So many times, in so many ways, women are told to stay in the lanes that society has doled out for them. The woman in this painting is like a fierce, untamed animal caught in the headlights of society’s judgement. Only she refuses to contort herself into the many molds and constructs that others have tried to force upon her, and the energy of her dissent is palpable and electric.
oil on canvas, 24×48″
The nude female form has always been a classic and iconic subject for artists, as has the historic and symbolic trove of Greek and Roman mythology. My take on Aphrodite, the Greek Goddess of Love, is a modern and sensual tribute to this compelling goddess of both affection and eroticism.
oil on canvas, 20×30″
A subtle nod to Shakespeare’s character, Ophelia. However, instead of being driven to insanity and consequently drowning herself out of despair, my version of Ophelia imagines a different, more empowered outcome. In my version, she seeks refuge in the very waters that could drown her, and instead of succumbing to her worst impulses, she finds the emotional resilience within her own self to move forward and find peace.
Salt To The Sea
oil on canvas, 24×20″

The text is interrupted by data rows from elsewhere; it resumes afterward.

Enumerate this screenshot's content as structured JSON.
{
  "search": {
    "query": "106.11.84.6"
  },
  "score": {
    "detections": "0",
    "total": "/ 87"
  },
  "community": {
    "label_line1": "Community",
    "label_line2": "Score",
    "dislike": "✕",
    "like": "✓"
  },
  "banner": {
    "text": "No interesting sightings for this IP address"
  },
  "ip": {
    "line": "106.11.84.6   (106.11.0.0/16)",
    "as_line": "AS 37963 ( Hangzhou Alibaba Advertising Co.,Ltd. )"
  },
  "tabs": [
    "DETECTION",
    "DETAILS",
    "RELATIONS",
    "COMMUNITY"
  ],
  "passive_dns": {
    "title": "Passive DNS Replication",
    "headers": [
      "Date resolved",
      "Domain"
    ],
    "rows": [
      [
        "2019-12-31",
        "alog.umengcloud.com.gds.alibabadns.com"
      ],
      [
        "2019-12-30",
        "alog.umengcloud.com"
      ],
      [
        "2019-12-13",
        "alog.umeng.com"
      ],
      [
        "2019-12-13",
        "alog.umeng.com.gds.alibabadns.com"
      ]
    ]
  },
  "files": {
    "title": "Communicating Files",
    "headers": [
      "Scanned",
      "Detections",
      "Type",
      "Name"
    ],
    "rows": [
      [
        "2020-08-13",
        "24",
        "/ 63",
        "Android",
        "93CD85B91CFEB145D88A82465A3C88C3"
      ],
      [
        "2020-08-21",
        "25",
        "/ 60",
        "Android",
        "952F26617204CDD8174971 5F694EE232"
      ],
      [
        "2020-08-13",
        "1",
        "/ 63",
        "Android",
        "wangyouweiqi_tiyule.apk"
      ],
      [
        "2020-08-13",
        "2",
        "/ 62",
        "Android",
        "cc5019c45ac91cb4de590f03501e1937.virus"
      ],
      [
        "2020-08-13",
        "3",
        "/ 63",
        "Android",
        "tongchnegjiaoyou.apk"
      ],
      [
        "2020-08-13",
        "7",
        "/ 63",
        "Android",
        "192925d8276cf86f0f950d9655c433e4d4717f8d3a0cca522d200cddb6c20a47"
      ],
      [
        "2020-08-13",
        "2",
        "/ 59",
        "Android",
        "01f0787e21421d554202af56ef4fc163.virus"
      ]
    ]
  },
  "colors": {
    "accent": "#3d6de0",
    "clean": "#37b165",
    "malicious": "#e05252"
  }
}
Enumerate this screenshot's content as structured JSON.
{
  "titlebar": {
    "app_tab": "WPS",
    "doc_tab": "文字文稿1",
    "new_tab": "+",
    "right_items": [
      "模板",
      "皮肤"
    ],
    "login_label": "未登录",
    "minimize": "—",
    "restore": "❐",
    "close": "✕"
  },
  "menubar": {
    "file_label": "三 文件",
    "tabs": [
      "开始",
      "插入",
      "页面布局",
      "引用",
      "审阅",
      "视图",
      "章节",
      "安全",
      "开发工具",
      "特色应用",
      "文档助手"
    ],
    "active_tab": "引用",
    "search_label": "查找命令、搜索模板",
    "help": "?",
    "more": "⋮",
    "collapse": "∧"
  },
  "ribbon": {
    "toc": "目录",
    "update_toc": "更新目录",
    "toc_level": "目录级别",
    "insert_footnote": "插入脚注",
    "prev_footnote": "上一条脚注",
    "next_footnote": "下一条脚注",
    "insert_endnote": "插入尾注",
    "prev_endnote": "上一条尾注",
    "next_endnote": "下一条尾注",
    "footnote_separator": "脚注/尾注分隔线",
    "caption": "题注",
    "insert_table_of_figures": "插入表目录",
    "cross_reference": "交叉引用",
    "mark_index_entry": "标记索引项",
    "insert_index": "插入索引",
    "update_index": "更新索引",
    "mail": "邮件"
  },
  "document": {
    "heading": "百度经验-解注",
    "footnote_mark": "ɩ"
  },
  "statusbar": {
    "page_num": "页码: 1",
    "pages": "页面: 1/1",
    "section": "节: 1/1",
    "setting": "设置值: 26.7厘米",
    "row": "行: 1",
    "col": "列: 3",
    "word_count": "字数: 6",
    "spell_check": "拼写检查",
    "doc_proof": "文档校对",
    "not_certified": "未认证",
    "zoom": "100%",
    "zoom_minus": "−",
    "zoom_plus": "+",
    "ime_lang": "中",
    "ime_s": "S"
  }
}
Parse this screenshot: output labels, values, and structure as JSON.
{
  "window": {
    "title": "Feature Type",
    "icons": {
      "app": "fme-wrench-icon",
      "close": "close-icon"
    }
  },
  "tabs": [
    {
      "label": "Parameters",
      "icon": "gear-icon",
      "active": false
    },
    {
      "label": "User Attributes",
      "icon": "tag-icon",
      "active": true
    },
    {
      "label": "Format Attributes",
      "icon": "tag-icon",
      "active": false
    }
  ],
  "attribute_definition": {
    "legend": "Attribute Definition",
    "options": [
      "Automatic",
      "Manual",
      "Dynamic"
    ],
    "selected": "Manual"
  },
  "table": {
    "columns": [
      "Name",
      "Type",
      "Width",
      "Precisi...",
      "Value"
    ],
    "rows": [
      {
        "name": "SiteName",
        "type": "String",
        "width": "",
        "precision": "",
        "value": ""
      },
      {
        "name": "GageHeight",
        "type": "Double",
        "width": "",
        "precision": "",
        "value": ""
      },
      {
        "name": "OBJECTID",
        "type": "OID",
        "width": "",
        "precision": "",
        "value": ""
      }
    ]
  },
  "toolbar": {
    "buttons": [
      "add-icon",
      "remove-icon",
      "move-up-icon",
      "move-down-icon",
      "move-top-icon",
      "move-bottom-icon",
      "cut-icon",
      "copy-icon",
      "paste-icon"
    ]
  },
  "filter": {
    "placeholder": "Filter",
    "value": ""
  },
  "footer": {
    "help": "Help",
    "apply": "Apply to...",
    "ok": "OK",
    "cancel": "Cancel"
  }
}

That feeling you get as your feet sink further and further into the sand, the cold waves of the Pacific rushing at you on an endless loop. It’s a very grounding and harmonious feeling, and makes me feel at one with the vastness of the ocean. We are all bodies of earthly elements that will one day be returned to the sand and sea; the salt of our bodies mixing with the salt of the ocean.
oil on canvas, 36×24″
The quintessential view of Neah-Kah-Nie Mountain, as seen from Manzanita beach on the beautiful and scenic Oregon Coast. Feel serenity wash over your soul as you gaze into the softly rolling ocean waves, and all your troubles evaporate into the slowly drifting clouds of a summer’s day. Manzanita holds countless treasured memories and will forever be a special place close to my heart.
Magnolias In Bloom
oil on canvas, 24×36″
Celebrate the fleeting beauty of spring with an intricate look at the gorgeous blossoms on a magnolia tree, commonly referred to as a “tulip tree.”
oil on canvas, 20×16″
An ode to the bounty of fall with gloriously-hued pumpkins gathered in a rustic farm cart.
oil on canvas, 12×16″
Memento Mori is a Latin phrase meaning “remember you must die.” In classic still life paintings, skulls served as a symbol of death and encouraged viewers to meditate on their own mortality and reflect upon the life they’ve lived.
All images copyright of the Artist.